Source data
__________________________________________________
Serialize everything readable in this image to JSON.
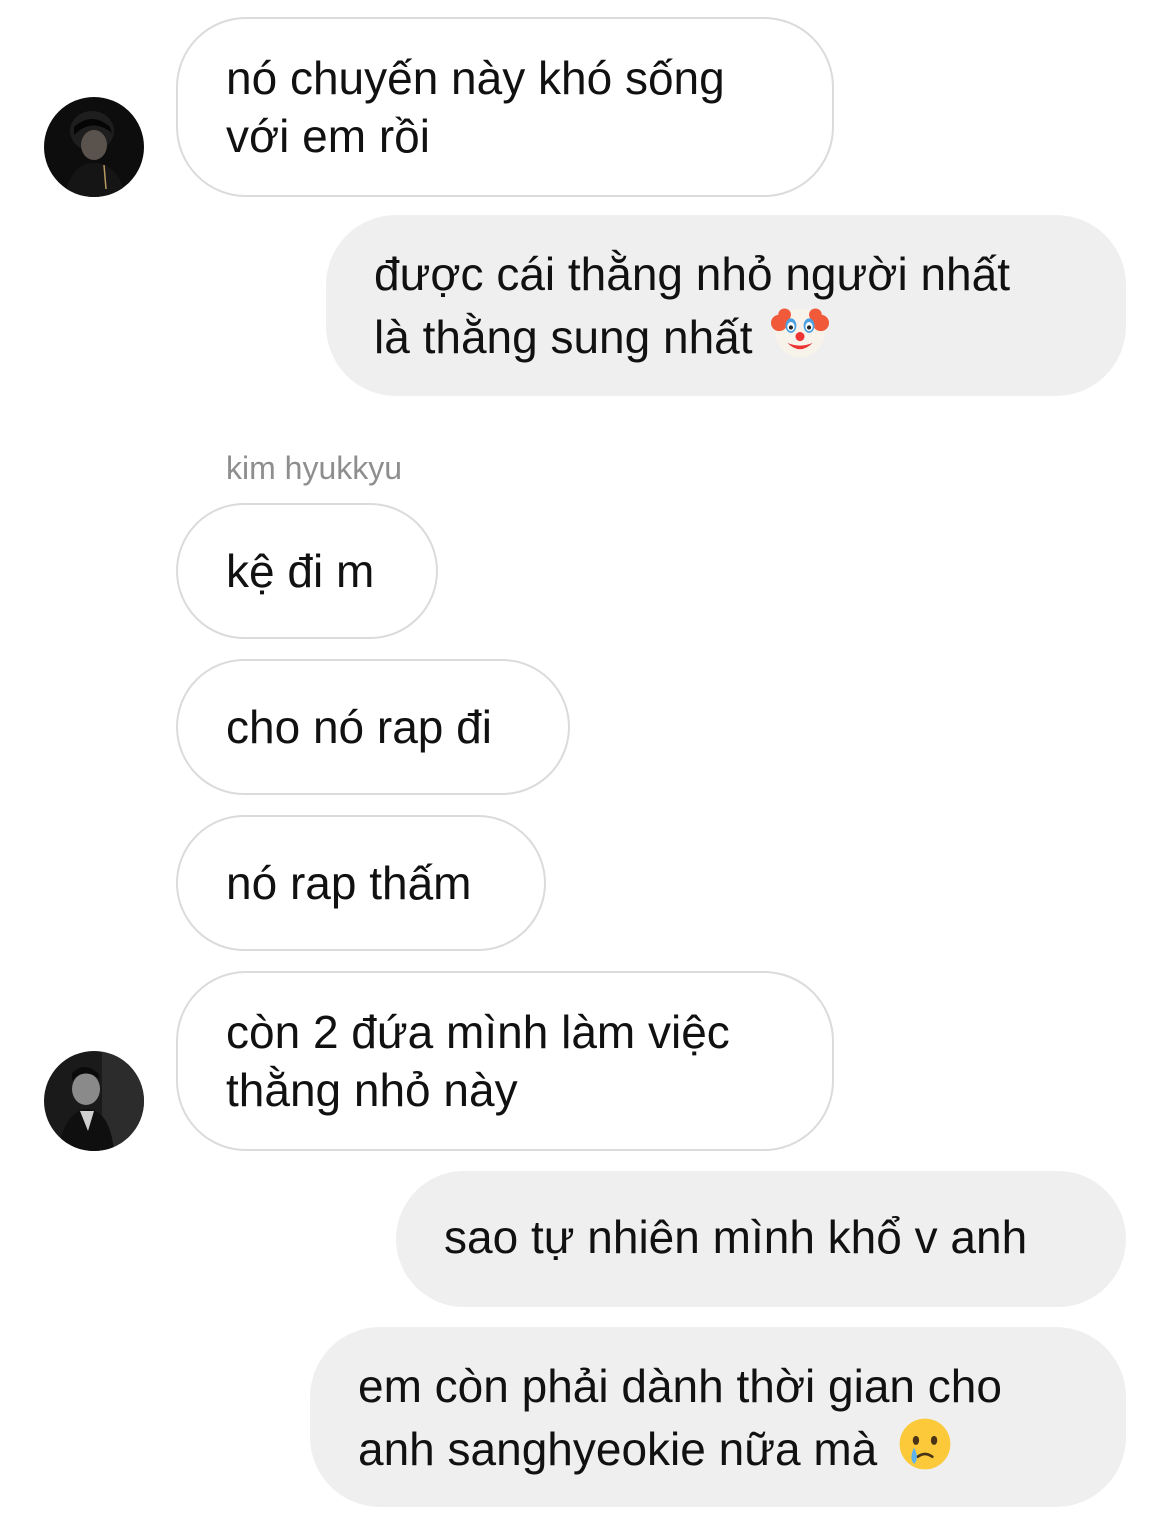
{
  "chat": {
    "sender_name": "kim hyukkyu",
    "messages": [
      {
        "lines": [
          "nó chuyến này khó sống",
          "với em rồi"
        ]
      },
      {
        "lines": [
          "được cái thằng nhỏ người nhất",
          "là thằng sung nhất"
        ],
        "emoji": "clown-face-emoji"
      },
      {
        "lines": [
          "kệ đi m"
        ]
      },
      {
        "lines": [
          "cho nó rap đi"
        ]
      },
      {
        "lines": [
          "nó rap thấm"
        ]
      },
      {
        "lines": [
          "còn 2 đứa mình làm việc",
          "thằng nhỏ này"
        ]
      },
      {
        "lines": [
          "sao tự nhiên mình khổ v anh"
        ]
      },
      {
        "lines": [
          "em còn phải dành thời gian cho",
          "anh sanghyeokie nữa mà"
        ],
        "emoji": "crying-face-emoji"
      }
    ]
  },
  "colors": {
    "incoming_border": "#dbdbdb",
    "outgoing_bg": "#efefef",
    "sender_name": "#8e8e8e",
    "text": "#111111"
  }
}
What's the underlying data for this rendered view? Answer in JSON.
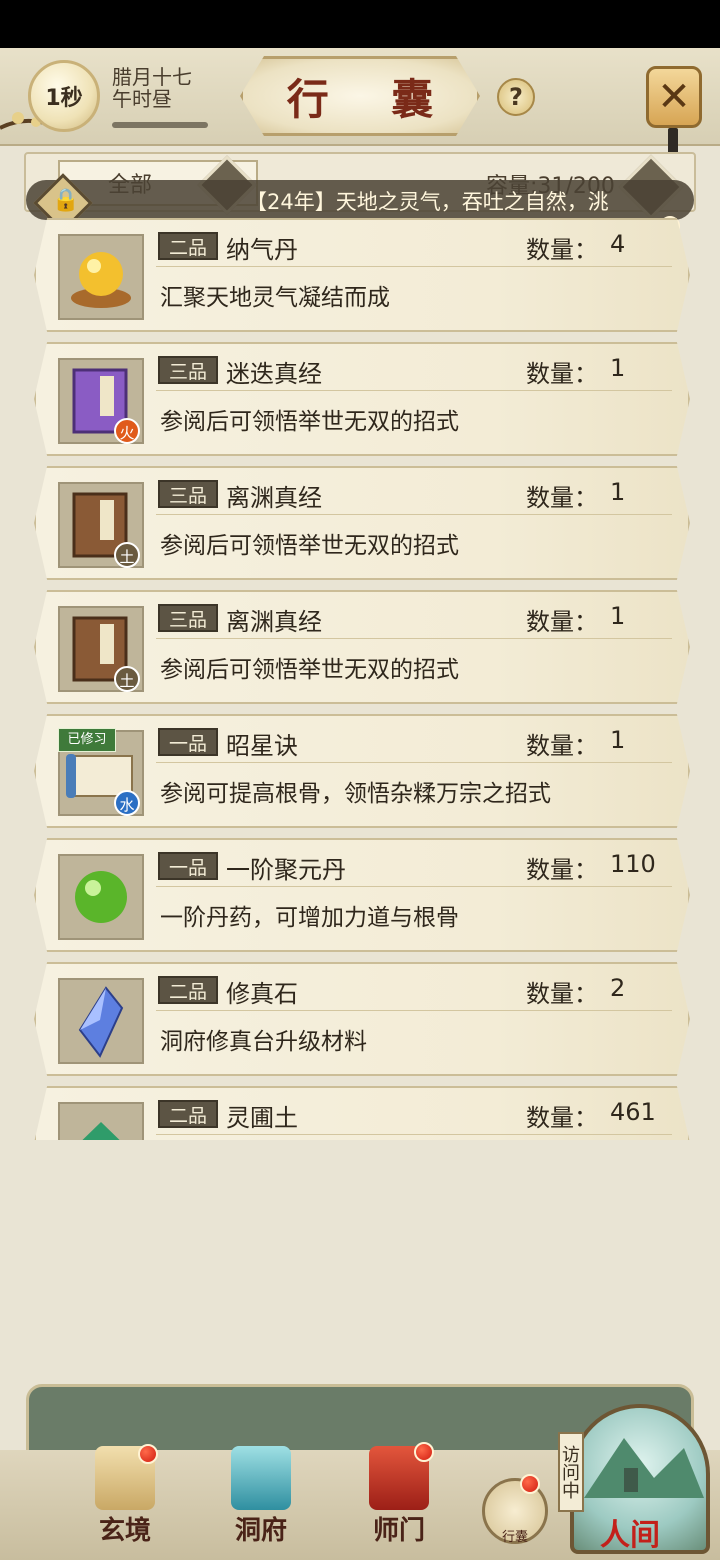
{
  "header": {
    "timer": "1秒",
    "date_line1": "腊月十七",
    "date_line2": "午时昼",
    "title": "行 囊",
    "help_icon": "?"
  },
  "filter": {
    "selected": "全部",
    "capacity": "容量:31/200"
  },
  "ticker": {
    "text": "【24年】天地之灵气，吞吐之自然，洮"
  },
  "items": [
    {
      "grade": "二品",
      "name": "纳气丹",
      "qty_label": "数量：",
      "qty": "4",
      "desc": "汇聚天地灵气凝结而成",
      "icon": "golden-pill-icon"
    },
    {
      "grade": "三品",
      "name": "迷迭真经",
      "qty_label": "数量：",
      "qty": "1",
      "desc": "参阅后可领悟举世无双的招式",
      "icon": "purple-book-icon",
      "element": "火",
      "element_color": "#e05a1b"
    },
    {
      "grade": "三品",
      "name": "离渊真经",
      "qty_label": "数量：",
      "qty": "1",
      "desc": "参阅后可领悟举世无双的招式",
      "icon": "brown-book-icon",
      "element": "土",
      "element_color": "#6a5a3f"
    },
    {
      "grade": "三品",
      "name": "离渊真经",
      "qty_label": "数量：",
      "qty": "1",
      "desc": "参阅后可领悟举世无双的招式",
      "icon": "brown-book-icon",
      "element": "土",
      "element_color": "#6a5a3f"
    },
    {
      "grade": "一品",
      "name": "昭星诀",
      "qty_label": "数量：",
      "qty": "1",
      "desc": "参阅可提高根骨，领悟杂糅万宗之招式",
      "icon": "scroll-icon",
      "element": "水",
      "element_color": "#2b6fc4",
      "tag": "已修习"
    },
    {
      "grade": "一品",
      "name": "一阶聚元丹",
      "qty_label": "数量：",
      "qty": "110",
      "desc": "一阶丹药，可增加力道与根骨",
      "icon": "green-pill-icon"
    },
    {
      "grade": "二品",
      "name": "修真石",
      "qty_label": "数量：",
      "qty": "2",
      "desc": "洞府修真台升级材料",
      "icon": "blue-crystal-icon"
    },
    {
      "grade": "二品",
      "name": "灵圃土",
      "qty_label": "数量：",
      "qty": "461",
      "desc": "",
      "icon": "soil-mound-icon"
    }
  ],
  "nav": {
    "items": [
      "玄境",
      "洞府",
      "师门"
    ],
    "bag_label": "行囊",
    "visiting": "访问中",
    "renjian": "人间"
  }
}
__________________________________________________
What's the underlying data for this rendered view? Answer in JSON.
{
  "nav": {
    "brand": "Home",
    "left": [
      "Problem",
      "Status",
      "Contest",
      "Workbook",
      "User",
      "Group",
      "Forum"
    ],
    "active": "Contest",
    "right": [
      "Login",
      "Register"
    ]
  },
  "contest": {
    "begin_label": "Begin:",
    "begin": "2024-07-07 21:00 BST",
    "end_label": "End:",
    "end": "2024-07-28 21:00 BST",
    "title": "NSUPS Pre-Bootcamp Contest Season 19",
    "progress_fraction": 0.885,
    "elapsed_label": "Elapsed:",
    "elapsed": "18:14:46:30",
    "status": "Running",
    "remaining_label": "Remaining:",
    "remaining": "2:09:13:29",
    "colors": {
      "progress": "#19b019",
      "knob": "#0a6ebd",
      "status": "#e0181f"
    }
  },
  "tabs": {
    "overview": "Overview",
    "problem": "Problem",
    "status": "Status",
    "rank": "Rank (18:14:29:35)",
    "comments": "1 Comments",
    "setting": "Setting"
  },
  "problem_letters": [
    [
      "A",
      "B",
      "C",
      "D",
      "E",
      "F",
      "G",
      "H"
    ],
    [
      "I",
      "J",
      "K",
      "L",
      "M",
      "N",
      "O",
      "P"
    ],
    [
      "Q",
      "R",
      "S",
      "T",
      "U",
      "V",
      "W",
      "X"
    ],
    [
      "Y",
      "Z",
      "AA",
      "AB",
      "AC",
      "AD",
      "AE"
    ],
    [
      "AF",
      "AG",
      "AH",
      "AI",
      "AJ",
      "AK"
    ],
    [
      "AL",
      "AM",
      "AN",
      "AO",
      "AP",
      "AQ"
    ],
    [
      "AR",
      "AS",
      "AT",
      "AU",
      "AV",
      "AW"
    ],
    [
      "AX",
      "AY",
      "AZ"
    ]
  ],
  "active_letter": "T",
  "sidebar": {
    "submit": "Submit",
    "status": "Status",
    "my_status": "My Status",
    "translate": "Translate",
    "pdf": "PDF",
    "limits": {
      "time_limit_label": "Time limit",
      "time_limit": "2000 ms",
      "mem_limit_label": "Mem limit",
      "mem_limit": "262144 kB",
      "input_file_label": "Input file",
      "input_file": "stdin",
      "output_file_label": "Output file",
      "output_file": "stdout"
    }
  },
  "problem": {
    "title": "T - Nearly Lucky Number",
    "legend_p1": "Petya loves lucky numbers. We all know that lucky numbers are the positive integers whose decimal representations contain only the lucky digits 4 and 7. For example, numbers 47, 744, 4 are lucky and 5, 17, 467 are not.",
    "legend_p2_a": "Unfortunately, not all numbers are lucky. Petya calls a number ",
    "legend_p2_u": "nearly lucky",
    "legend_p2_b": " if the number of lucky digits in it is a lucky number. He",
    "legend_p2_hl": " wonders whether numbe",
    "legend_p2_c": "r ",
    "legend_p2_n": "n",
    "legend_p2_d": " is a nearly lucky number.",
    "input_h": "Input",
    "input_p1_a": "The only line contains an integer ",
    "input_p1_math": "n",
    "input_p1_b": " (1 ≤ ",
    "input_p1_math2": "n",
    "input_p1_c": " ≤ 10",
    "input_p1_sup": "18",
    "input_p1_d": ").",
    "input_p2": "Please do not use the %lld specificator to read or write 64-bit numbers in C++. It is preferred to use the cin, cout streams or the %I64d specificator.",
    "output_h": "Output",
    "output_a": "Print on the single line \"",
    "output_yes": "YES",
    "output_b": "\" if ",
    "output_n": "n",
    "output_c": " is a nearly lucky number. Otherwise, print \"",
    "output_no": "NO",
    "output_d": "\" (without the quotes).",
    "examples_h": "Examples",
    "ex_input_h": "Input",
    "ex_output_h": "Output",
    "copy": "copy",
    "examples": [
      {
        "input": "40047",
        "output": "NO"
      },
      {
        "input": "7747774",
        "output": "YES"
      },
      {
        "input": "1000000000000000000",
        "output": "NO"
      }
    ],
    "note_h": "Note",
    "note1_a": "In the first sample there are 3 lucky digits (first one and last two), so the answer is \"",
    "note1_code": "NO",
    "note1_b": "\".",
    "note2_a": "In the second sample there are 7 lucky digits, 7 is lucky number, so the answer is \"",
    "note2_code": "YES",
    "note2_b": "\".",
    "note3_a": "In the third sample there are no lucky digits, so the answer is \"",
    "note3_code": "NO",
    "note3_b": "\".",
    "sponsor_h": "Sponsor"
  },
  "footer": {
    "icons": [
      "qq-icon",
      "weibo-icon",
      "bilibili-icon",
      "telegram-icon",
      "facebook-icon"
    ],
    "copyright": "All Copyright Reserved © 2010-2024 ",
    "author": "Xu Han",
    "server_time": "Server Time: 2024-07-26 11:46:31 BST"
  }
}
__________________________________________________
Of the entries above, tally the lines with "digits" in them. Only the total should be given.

**EXERCISE OUTPUT:**
5